» Data records
---*---

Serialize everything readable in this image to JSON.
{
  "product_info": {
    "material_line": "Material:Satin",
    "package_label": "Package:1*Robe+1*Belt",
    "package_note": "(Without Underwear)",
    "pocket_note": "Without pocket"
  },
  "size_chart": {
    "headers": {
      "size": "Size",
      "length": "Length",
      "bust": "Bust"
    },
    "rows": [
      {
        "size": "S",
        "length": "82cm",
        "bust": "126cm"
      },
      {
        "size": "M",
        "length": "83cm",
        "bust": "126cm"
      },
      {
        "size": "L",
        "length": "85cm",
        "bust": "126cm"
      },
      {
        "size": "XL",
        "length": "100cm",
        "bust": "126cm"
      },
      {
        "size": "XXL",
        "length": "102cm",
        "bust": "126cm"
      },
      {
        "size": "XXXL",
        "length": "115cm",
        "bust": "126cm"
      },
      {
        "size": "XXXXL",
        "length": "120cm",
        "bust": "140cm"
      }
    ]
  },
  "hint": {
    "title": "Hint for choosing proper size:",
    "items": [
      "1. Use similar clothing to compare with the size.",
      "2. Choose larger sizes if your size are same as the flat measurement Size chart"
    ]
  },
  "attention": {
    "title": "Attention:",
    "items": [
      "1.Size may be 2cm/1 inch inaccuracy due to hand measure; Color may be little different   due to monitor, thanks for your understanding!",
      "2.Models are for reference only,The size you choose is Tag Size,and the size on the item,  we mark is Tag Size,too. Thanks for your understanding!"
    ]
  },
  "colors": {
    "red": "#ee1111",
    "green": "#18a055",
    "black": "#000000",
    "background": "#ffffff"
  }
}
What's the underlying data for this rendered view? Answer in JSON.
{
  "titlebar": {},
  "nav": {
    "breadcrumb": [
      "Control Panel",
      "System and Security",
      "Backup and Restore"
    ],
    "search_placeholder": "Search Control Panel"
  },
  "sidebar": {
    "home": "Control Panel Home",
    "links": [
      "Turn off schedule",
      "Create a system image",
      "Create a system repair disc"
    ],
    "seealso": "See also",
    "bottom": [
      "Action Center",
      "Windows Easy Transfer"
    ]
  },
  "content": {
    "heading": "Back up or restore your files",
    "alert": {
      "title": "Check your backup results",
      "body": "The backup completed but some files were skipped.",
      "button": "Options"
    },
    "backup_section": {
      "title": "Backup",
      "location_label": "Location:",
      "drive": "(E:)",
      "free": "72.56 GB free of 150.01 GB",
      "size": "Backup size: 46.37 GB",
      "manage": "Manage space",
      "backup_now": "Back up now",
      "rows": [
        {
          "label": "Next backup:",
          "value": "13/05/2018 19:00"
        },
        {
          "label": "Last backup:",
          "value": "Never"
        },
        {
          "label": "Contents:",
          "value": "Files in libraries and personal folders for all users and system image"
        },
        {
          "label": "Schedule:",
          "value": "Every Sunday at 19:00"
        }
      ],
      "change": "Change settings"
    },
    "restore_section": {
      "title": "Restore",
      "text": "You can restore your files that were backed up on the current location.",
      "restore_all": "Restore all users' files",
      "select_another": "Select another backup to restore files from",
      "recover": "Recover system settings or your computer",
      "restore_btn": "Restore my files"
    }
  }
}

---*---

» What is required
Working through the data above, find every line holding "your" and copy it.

» Response to this task
      "2. Choose larger sizes if your size are same as the flat measurement Size chart"
      "1.Size may be 2cm/1 inch inaccuracy due to hand measure; Color may be little different   due to monitor, thanks for your understanding!",
      "2.Models are for reference only,The size you choose is Tag Size,and the size on the item,  we mark is Tag Size,too. Thanks for your understanding!"
    "heading": "Back up or restore your files",
      "title": "Check your backup results",
      "text": "You can restore your files that were backed up on the current location.",
      "recover": "Recover system settings or your computer",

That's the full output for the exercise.